Figure 1 Photonic chip design of the unary option pricing algorithm. (a) Algorithmic model for unary option pricing. The input state consists of -dimensional quantum bits and 2D ancilla bits. It includes the following modules: , distribution loading; , payoff calculation; , quantum amplitude amplification. Module obtains the expected payoff by measuring the ancilla bits. (b) Optical circuit model. The algorithm model is transformed into linear optical operators. Each element of the unary basis is represented by two waveguides, extending the -dimensional unary basis to a 2-dimensional Hilbert space. The relevant linear optical operators have their waveguide structures. (c) Design and architecture of the photonic chip. By converting the optical circuit model into waveguide structures, distribution loading, payoff calculation, and amplitude estimation are implemented sequentially. Distribution loading is trained using generative adversarial networks embedded in the machine learning module.

Using the fabricated photonic computing chip, the research team demonstrates an option pricing problem with three asset values as a proof of concept. As shown in Figure 2(a), the chip has six waveguide inputs, with each pair of waveguides representing an element of the unary basis and the state of the ancilla qubit. The chip is divided into distribution loading, payoff calculation, and multiple iterations of quantum amplitude estimation. Figure 2(b) shows the comparison between the theoretical expected payoff and experimental measured payoff during the stepwise iteration of quantum amplitude estimation. In Figure 2(c), the dashed line represents the theoretical expected payoff, the solid line with data points represents the experimental results, and the shaded area indicates the standard deviation (STD) from 50 measurements in each amplitude estimation step. The change in iteration number from 0 to 50 shows the convergence of STD, where represents classical sampling for payoff calculation. Similarly, Figure 2(d) shows the convergence of payoff prediction error as the number of amplitude estimation runs increases. Compared to classical Monte Carlo methods, the unary option pricing method with quantum amplitude amplification achieves a speedup from to .

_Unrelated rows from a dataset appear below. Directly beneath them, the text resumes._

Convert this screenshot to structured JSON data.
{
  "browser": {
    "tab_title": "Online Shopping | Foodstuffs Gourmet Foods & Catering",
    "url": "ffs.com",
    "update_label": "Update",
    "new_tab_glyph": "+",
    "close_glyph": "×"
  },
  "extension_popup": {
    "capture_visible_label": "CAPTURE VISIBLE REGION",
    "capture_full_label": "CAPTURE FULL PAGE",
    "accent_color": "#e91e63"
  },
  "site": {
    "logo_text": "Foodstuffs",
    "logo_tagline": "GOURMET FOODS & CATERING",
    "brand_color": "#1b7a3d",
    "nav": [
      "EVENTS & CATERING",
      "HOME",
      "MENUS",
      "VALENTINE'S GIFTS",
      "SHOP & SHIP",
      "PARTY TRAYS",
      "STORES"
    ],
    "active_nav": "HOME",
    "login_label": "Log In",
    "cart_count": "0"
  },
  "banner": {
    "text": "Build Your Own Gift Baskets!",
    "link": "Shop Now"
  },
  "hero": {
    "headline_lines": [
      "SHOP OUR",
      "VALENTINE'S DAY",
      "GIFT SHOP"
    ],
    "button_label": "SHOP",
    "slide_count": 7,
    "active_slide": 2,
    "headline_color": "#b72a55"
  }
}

Figure 2 (a) Schematic illustration of the photonic computing process. Module is iteratively executed for times. (b) Comparison between the theoretical expected value and experimental results of option payoff calculations, represented in angles. (c) As the iteration number of the amplitude estimation module increases, the standard deviation (STD) of the expected payoff gradually converges, decreasing from an initial value of approximately 0.2 to less than 0.004. (d) With an increase in the iteration number of the amplitude estimation module, the payoff estimation error demonstrates a faster convergence rate compared to classical Monte Carlo methods.

The research team said, "This study, by integrating quantum amplitude amplification algorithms and photonic computing chip technology, offers a rapid and accurate method for option pricing, providing the financial industry with new computational tools, and opening up new prospects for the commercial application of photonic computing technology."